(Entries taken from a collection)
┄┄┄┄┄┄┄┄┄┄
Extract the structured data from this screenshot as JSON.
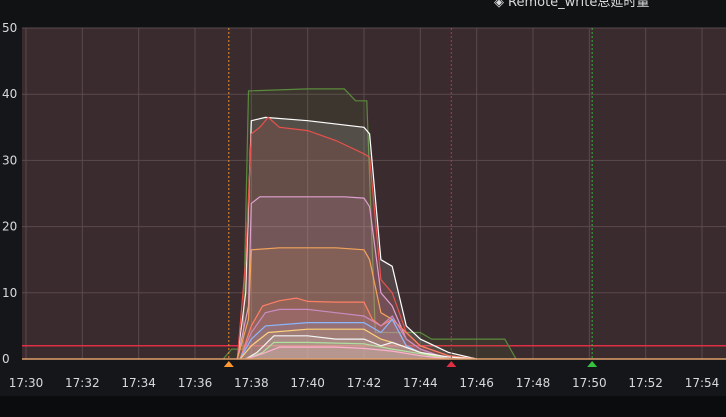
{
  "panel": {
    "legend_hint_text": "Remote_write总延时量",
    "legend_hint_icon": "diamond-icon"
  },
  "colors": {
    "background": "#3a2b2e",
    "grid": "#5a4a4d",
    "threshold": "#e02f44",
    "annotation_orange": "#ff9830",
    "annotation_red": "#e02f44",
    "annotation_green": "#37c23f"
  },
  "chart_data": {
    "type": "area",
    "title": "",
    "xlabel": "",
    "ylabel": "",
    "xlim": [
      "17:30",
      "17:54"
    ],
    "ylim": [
      0,
      50
    ],
    "x_ticks": [
      "17:30",
      "17:32",
      "17:34",
      "17:36",
      "17:38",
      "17:40",
      "17:42",
      "17:44",
      "17:46",
      "17:48",
      "17:50",
      "17:52",
      "17:54"
    ],
    "y_ticks": [
      0,
      10,
      20,
      30,
      40,
      50
    ],
    "grid": true,
    "stacked": false,
    "threshold": 2,
    "annotations": [
      {
        "time": "17:37.2",
        "color": "orange"
      },
      {
        "time": "17:45.1",
        "color": "red"
      },
      {
        "time": "17:50.1",
        "color": "green"
      }
    ],
    "series": [
      {
        "color": "#5a8a3c",
        "points": [
          [
            "17:37",
            0
          ],
          [
            "17:37.3",
            1.5
          ],
          [
            "17:37.7",
            1.5
          ],
          [
            "17:37.9",
            40.5
          ],
          [
            "17:40",
            40.8
          ],
          [
            "17:41.3",
            40.8
          ],
          [
            "17:41.7",
            39
          ],
          [
            "17:42.1",
            39
          ],
          [
            "17:42.4",
            4
          ],
          [
            "17:44",
            4
          ],
          [
            "17:44.4",
            3
          ],
          [
            "17:47",
            3
          ],
          [
            "17:47.4",
            0
          ]
        ]
      },
      {
        "color": "#ffffff",
        "points": [
          [
            "17:37.5",
            0
          ],
          [
            "17:37.8",
            10
          ],
          [
            "17:38",
            36
          ],
          [
            "17:38.5",
            36.5
          ],
          [
            "17:40",
            36
          ],
          [
            "17:42",
            35
          ],
          [
            "17:42.2",
            34
          ],
          [
            "17:42.6",
            15
          ],
          [
            "17:43",
            14
          ],
          [
            "17:43.5",
            5
          ],
          [
            "17:44",
            3
          ],
          [
            "17:45",
            1
          ],
          [
            "17:46",
            0
          ]
        ]
      },
      {
        "color": "#e8504a",
        "points": [
          [
            "17:37.5",
            0
          ],
          [
            "17:37.8",
            15
          ],
          [
            "17:38",
            34
          ],
          [
            "17:38.3",
            35
          ],
          [
            "17:38.6",
            36.5
          ],
          [
            "17:39",
            35
          ],
          [
            "17:40",
            34.5
          ],
          [
            "17:41",
            33
          ],
          [
            "17:42",
            31
          ],
          [
            "17:42.2",
            30.5
          ],
          [
            "17:42.6",
            12
          ],
          [
            "17:43",
            10
          ],
          [
            "17:43.5",
            4
          ],
          [
            "17:44",
            2
          ],
          [
            "17:45",
            0.5
          ],
          [
            "17:46",
            0
          ]
        ]
      },
      {
        "color": "#e0a0d0",
        "points": [
          [
            "17:37.5",
            0
          ],
          [
            "17:37.9",
            8
          ],
          [
            "17:38",
            23.5
          ],
          [
            "17:38.3",
            24.5
          ],
          [
            "17:40",
            24.5
          ],
          [
            "17:41.3",
            24.5
          ],
          [
            "17:42",
            24.3
          ],
          [
            "17:42.2",
            23
          ],
          [
            "17:42.6",
            10
          ],
          [
            "17:43",
            8
          ],
          [
            "17:43.5",
            3
          ],
          [
            "17:44",
            1.5
          ],
          [
            "17:45",
            0
          ]
        ]
      },
      {
        "color": "#f2a35a",
        "points": [
          [
            "17:37.5",
            0
          ],
          [
            "17:37.9",
            6
          ],
          [
            "17:38",
            16.5
          ],
          [
            "17:39",
            16.8
          ],
          [
            "17:41",
            16.8
          ],
          [
            "17:42",
            16.5
          ],
          [
            "17:42.2",
            15
          ],
          [
            "17:42.6",
            7
          ],
          [
            "17:43",
            6
          ],
          [
            "17:43.5",
            2
          ],
          [
            "17:44",
            1
          ],
          [
            "17:45",
            0
          ]
        ]
      },
      {
        "color": "#ff7f66",
        "points": [
          [
            "17:37.6",
            0
          ],
          [
            "17:38",
            5
          ],
          [
            "17:38.4",
            8
          ],
          [
            "17:39",
            8.8
          ],
          [
            "17:39.6",
            9.2
          ],
          [
            "17:40",
            8.7
          ],
          [
            "17:41",
            8.6
          ],
          [
            "17:42",
            8.6
          ],
          [
            "17:42.3",
            6
          ],
          [
            "17:42.6",
            5
          ],
          [
            "17:43",
            6
          ],
          [
            "17:43.5",
            4
          ],
          [
            "17:44",
            2
          ],
          [
            "17:45",
            0.5
          ],
          [
            "17:46",
            0
          ]
        ]
      },
      {
        "color": "#c88cc0",
        "points": [
          [
            "17:37.6",
            0
          ],
          [
            "17:38",
            4
          ],
          [
            "17:38.5",
            7
          ],
          [
            "17:39",
            7.5
          ],
          [
            "17:40",
            7.5
          ],
          [
            "17:41",
            7
          ],
          [
            "17:42",
            6.5
          ],
          [
            "17:42.6",
            5
          ],
          [
            "17:43",
            6.5
          ],
          [
            "17:43.5",
            3
          ],
          [
            "17:44",
            1.5
          ],
          [
            "17:45",
            0
          ]
        ]
      },
      {
        "color": "#8ab8ff",
        "points": [
          [
            "17:37.6",
            0
          ],
          [
            "17:38",
            3
          ],
          [
            "17:38.5",
            5
          ],
          [
            "17:40",
            5.5
          ],
          [
            "17:42",
            5.5
          ],
          [
            "17:42.6",
            4
          ],
          [
            "17:43",
            6
          ],
          [
            "17:43.5",
            2
          ],
          [
            "17:44",
            1
          ],
          [
            "17:45",
            0
          ]
        ]
      },
      {
        "color": "#ffd27a",
        "points": [
          [
            "17:37.6",
            0
          ],
          [
            "17:38",
            2
          ],
          [
            "17:38.6",
            4
          ],
          [
            "17:40",
            4.5
          ],
          [
            "17:42",
            4.5
          ],
          [
            "17:42.6",
            3
          ],
          [
            "17:43",
            2.5
          ],
          [
            "17:44",
            1
          ],
          [
            "17:45",
            0
          ]
        ]
      },
      {
        "color": "#f5f5f5",
        "points": [
          [
            "17:37.8",
            0
          ],
          [
            "17:38.2",
            1
          ],
          [
            "17:38.8",
            3.5
          ],
          [
            "17:40",
            3.5
          ],
          [
            "17:41",
            3
          ],
          [
            "17:42",
            3
          ],
          [
            "17:42.6",
            2
          ],
          [
            "17:43",
            2.5
          ],
          [
            "17:44",
            1
          ],
          [
            "17:45",
            0.3
          ],
          [
            "17:46",
            0
          ]
        ]
      },
      {
        "color": "#b0e0a0",
        "points": [
          [
            "17:37.8",
            0
          ],
          [
            "17:38.4",
            1
          ],
          [
            "17:38.8",
            2.5
          ],
          [
            "17:40",
            2.5
          ],
          [
            "17:42",
            2.3
          ],
          [
            "17:43",
            1.5
          ],
          [
            "17:44",
            0.8
          ],
          [
            "17:45",
            0
          ]
        ]
      },
      {
        "color": "#ffb0d0",
        "points": [
          [
            "17:37.8",
            0
          ],
          [
            "17:38.4",
            0.8
          ],
          [
            "17:39",
            1.8
          ],
          [
            "17:41",
            1.8
          ],
          [
            "17:42",
            1.6
          ],
          [
            "17:43",
            1.2
          ],
          [
            "17:44",
            0.5
          ],
          [
            "17:45",
            0
          ]
        ]
      }
    ]
  }
}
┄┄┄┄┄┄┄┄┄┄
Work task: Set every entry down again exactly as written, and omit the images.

Task response:
Extract the structured data from this screenshot as JSON.
{
  "panel": {
    "legend_hint_text": "Remote_write总延时量",
    "legend_hint_icon": "diamond-icon"
  },
  "colors": {
    "background": "#3a2b2e",
    "grid": "#5a4a4d",
    "threshold": "#e02f44",
    "annotation_orange": "#ff9830",
    "annotation_red": "#e02f44",
    "annotation_green": "#37c23f"
  },
  "chart_data": {
    "type": "area",
    "title": "",
    "xlabel": "",
    "ylabel": "",
    "xlim": [
      "17:30",
      "17:54"
    ],
    "ylim": [
      0,
      50
    ],
    "x_ticks": [
      "17:30",
      "17:32",
      "17:34",
      "17:36",
      "17:38",
      "17:40",
      "17:42",
      "17:44",
      "17:46",
      "17:48",
      "17:50",
      "17:52",
      "17:54"
    ],
    "y_ticks": [
      0,
      10,
      20,
      30,
      40,
      50
    ],
    "grid": true,
    "stacked": false,
    "threshold": 2,
    "annotations": [
      {
        "time": "17:37.2",
        "color": "orange"
      },
      {
        "time": "17:45.1",
        "color": "red"
      },
      {
        "time": "17:50.1",
        "color": "green"
      }
    ],
    "series": [
      {
        "color": "#5a8a3c",
        "points": [
          [
            "17:37",
            0
          ],
          [
            "17:37.3",
            1.5
          ],
          [
            "17:37.7",
            1.5
          ],
          [
            "17:37.9",
            40.5
          ],
          [
            "17:40",
            40.8
          ],
          [
            "17:41.3",
            40.8
          ],
          [
            "17:41.7",
            39
          ],
          [
            "17:42.1",
            39
          ],
          [
            "17:42.4",
            4
          ],
          [
            "17:44",
            4
          ],
          [
            "17:44.4",
            3
          ],
          [
            "17:47",
            3
          ],
          [
            "17:47.4",
            0
          ]
        ]
      },
      {
        "color": "#ffffff",
        "points": [
          [
            "17:37.5",
            0
          ],
          [
            "17:37.8",
            10
          ],
          [
            "17:38",
            36
          ],
          [
            "17:38.5",
            36.5
          ],
          [
            "17:40",
            36
          ],
          [
            "17:42",
            35
          ],
          [
            "17:42.2",
            34
          ],
          [
            "17:42.6",
            15
          ],
          [
            "17:43",
            14
          ],
          [
            "17:43.5",
            5
          ],
          [
            "17:44",
            3
          ],
          [
            "17:45",
            1
          ],
          [
            "17:46",
            0
          ]
        ]
      },
      {
        "color": "#e8504a",
        "points": [
          [
            "17:37.5",
            0
          ],
          [
            "17:37.8",
            15
          ],
          [
            "17:38",
            34
          ],
          [
            "17:38.3",
            35
          ],
          [
            "17:38.6",
            36.5
          ],
          [
            "17:39",
            35
          ],
          [
            "17:40",
            34.5
          ],
          [
            "17:41",
            33
          ],
          [
            "17:42",
            31
          ],
          [
            "17:42.2",
            30.5
          ],
          [
            "17:42.6",
            12
          ],
          [
            "17:43",
            10
          ],
          [
            "17:43.5",
            4
          ],
          [
            "17:44",
            2
          ],
          [
            "17:45",
            0.5
          ],
          [
            "17:46",
            0
          ]
        ]
      },
      {
        "color": "#e0a0d0",
        "points": [
          [
            "17:37.5",
            0
          ],
          [
            "17:37.9",
            8
          ],
          [
            "17:38",
            23.5
          ],
          [
            "17:38.3",
            24.5
          ],
          [
            "17:40",
            24.5
          ],
          [
            "17:41.3",
            24.5
          ],
          [
            "17:42",
            24.3
          ],
          [
            "17:42.2",
            23
          ],
          [
            "17:42.6",
            10
          ],
          [
            "17:43",
            8
          ],
          [
            "17:43.5",
            3
          ],
          [
            "17:44",
            1.5
          ],
          [
            "17:45",
            0
          ]
        ]
      },
      {
        "color": "#f2a35a",
        "points": [
          [
            "17:37.5",
            0
          ],
          [
            "17:37.9",
            6
          ],
          [
            "17:38",
            16.5
          ],
          [
            "17:39",
            16.8
          ],
          [
            "17:41",
            16.8
          ],
          [
            "17:42",
            16.5
          ],
          [
            "17:42.2",
            15
          ],
          [
            "17:42.6",
            7
          ],
          [
            "17:43",
            6
          ],
          [
            "17:43.5",
            2
          ],
          [
            "17:44",
            1
          ],
          [
            "17:45",
            0
          ]
        ]
      },
      {
        "color": "#ff7f66",
        "points": [
          [
            "17:37.6",
            0
          ],
          [
            "17:38",
            5
          ],
          [
            "17:38.4",
            8
          ],
          [
            "17:39",
            8.8
          ],
          [
            "17:39.6",
            9.2
          ],
          [
            "17:40",
            8.7
          ],
          [
            "17:41",
            8.6
          ],
          [
            "17:42",
            8.6
          ],
          [
            "17:42.3",
            6
          ],
          [
            "17:42.6",
            5
          ],
          [
            "17:43",
            6
          ],
          [
            "17:43.5",
            4
          ],
          [
            "17:44",
            2
          ],
          [
            "17:45",
            0.5
          ],
          [
            "17:46",
            0
          ]
        ]
      },
      {
        "color": "#c88cc0",
        "points": [
          [
            "17:37.6",
            0
          ],
          [
            "17:38",
            4
          ],
          [
            "17:38.5",
            7
          ],
          [
            "17:39",
            7.5
          ],
          [
            "17:40",
            7.5
          ],
          [
            "17:41",
            7
          ],
          [
            "17:42",
            6.5
          ],
          [
            "17:42.6",
            5
          ],
          [
            "17:43",
            6.5
          ],
          [
            "17:43.5",
            3
          ],
          [
            "17:44",
            1.5
          ],
          [
            "17:45",
            0
          ]
        ]
      },
      {
        "color": "#8ab8ff",
        "points": [
          [
            "17:37.6",
            0
          ],
          [
            "17:38",
            3
          ],
          [
            "17:38.5",
            5
          ],
          [
            "17:40",
            5.5
          ],
          [
            "17:42",
            5.5
          ],
          [
            "17:42.6",
            4
          ],
          [
            "17:43",
            6
          ],
          [
            "17:43.5",
            2
          ],
          [
            "17:44",
            1
          ],
          [
            "17:45",
            0
          ]
        ]
      },
      {
        "color": "#ffd27a",
        "points": [
          [
            "17:37.6",
            0
          ],
          [
            "17:38",
            2
          ],
          [
            "17:38.6",
            4
          ],
          [
            "17:40",
            4.5
          ],
          [
            "17:42",
            4.5
          ],
          [
            "17:42.6",
            3
          ],
          [
            "17:43",
            2.5
          ],
          [
            "17:44",
            1
          ],
          [
            "17:45",
            0
          ]
        ]
      },
      {
        "color": "#f5f5f5",
        "points": [
          [
            "17:37.8",
            0
          ],
          [
            "17:38.2",
            1
          ],
          [
            "17:38.8",
            3.5
          ],
          [
            "17:40",
            3.5
          ],
          [
            "17:41",
            3
          ],
          [
            "17:42",
            3
          ],
          [
            "17:42.6",
            2
          ],
          [
            "17:43",
            2.5
          ],
          [
            "17:44",
            1
          ],
          [
            "17:45",
            0.3
          ],
          [
            "17:46",
            0
          ]
        ]
      },
      {
        "color": "#b0e0a0",
        "points": [
          [
            "17:37.8",
            0
          ],
          [
            "17:38.4",
            1
          ],
          [
            "17:38.8",
            2.5
          ],
          [
            "17:40",
            2.5
          ],
          [
            "17:42",
            2.3
          ],
          [
            "17:43",
            1.5
          ],
          [
            "17:44",
            0.8
          ],
          [
            "17:45",
            0
          ]
        ]
      },
      {
        "color": "#ffb0d0",
        "points": [
          [
            "17:37.8",
            0
          ],
          [
            "17:38.4",
            0.8
          ],
          [
            "17:39",
            1.8
          ],
          [
            "17:41",
            1.8
          ],
          [
            "17:42",
            1.6
          ],
          [
            "17:43",
            1.2
          ],
          [
            "17:44",
            0.5
          ],
          [
            "17:45",
            0
          ]
        ]
      }
    ]
  }
}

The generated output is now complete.